A police source added: "It is inevitable we will find some links, however tangential. We are prepared for that."

One likely crossover will be the terrorist training camps in Pakistan. Several of the suspects currently being questioned about an alleged plot to smuggle liquid explosives on to US-bound flights are alleged to have been to Pakistan for training by al-Qa'ida.

Mohammad Sidique Khan and Shahzad Tanweer, the two senior members of the suicide cell that killed 52 people in London last year, visited terrorist training camps in Pakistan in 2003 and 2004.

MI5 has been criticised after it emerged that it had Khan, the Edgware Road bomber, and Tanweer, the Aldgate bomber, under surveillance before 7/7, but did not investigate them further, partly because they were not considered to be part of a terror plot, and partly due to a lack of resources.

MI5 is investigating about 1,200 British-based suspects believed to be involved in terrorist activities, many of whom are linked.

Meanwhile, the police are continuing to question the 23 men and women arrested last week, while searches go on at about 14 locations for evidence of a plot to destroy up to 10 transatlantic airliners in three attacks.

The intelligence agencies believe that a man currently being held may be one of the most senior al-Qa'ida figures in Britain.

Another significant figure in the alleged plot is Rashid Rauf, a British citizen from Birmingham whose surprise arrest forced Scotland Yard into carrying out last week's raids.
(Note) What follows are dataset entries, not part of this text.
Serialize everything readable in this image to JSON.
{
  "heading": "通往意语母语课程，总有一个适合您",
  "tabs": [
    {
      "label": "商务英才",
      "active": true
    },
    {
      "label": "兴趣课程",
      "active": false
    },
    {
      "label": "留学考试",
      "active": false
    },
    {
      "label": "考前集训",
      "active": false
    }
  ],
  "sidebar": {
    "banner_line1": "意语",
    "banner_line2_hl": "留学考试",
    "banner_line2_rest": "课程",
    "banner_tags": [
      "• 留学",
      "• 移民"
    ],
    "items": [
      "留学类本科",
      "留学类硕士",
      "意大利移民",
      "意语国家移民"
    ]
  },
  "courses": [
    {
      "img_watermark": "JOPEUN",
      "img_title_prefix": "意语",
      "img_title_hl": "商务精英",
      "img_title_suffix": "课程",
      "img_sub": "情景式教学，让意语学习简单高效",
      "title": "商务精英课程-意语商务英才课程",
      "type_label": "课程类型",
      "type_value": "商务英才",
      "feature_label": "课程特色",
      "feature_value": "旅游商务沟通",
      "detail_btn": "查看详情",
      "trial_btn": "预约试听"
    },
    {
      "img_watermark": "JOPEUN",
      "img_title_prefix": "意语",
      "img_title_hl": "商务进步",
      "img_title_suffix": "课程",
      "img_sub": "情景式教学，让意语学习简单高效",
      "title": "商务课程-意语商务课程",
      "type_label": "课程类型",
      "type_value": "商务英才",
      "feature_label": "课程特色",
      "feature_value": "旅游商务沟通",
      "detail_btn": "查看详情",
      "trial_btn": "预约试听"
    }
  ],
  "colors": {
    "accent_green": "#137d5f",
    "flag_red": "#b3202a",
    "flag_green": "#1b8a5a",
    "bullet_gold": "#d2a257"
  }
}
Mr Rauf is considered to be a key suspect likely to have provided links with al-Qa'ida in Pakistan. MI5 and the police do not consider him to be the "mastermind".

Since his arrest in Pakistan, the security services in that country have given a series of unconfirmed briefings claiming that al-Qa'ida's leadership sanctioned the alleged airliner plot, and that Ayman al-Zawahiri, the terrorist organisation's second-in-command, is likely to have approved the plan. These allegations have not been confirmed by British anti-terrorist sources, some of whom have suggested that the Pakistani authorities are making exaggerated claims.

Pakistani intelligence officials have also said they are searching for three more suspects ­ a British Muslim of Afghan origin, an Eritrean national and a Pakistani ­ who have been named by people detained in Britain and Pakistan.

In a separate inquiry, it was disclosed yesterday that a 47-year-old man and 44-year-old woman were arrested at Holyhead port, on the Isle of Anglesey in north Wales, on Friday last week in an anti-terror investigation. It was not linked to the alleged airliner plot.

* A terminal at Tri-State airport in West Virginia was evacuated yesterday after two bottles of liquid found in a woman passenger's luggage twice tested positive for explosives. "The bomb squad is on site and the woman is being interviewed by the FBI," an airport spokeswoman said.